### What to produce
Locate each line in the records containing "icon". Copy it.

### Input material

————————

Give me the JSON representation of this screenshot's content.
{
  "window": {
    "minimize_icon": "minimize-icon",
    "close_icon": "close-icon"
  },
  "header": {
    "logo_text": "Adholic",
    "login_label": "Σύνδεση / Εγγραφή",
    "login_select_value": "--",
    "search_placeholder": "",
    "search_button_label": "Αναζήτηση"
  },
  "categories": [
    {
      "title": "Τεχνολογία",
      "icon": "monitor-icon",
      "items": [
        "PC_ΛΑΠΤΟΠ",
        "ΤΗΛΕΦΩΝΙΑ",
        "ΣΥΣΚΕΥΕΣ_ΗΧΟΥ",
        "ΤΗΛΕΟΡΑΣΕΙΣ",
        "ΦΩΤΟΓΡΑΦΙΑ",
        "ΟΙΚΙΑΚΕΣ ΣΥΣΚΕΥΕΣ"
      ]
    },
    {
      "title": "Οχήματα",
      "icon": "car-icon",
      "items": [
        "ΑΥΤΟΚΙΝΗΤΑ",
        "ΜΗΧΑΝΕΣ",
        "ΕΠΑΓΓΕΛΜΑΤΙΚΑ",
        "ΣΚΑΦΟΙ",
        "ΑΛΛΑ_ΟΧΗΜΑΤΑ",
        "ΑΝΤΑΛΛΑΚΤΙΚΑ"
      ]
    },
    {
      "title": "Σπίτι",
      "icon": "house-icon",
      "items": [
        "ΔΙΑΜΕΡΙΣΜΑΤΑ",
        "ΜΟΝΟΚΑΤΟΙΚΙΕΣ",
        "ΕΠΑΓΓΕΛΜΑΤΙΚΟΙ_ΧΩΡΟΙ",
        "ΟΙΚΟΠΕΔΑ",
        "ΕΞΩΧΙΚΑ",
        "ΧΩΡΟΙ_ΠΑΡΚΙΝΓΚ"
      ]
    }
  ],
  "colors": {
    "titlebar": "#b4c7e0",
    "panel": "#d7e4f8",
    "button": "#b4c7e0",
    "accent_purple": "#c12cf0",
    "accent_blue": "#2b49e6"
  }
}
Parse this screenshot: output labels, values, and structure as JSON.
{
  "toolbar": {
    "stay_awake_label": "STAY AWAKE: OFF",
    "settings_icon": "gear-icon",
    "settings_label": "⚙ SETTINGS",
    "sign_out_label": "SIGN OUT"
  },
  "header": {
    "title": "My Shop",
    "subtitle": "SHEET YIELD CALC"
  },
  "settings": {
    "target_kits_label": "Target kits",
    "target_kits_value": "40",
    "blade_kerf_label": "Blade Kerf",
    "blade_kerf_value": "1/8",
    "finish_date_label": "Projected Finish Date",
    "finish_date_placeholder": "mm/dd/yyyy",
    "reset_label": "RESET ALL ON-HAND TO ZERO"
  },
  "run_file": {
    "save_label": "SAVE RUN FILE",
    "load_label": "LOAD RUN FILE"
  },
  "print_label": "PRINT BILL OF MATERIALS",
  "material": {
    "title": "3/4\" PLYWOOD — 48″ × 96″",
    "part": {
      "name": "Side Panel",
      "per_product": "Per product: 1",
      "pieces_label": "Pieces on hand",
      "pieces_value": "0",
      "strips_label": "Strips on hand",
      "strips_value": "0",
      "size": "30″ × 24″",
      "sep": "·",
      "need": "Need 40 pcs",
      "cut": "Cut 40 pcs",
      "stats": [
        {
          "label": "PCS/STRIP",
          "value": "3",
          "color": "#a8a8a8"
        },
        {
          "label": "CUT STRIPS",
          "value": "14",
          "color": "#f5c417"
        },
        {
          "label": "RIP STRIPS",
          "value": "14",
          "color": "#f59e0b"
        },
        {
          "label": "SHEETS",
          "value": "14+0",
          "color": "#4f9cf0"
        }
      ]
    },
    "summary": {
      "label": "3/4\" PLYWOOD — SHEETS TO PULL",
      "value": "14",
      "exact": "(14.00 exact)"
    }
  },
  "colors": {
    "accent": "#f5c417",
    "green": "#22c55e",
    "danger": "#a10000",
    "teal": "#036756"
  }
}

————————

### Task solution
    "minimize_icon": "minimize-icon",
    "close_icon": "close-icon"
      "icon": "monitor-icon",
      "icon": "car-icon",
      "icon": "house-icon",
    "settings_icon": "gear-icon",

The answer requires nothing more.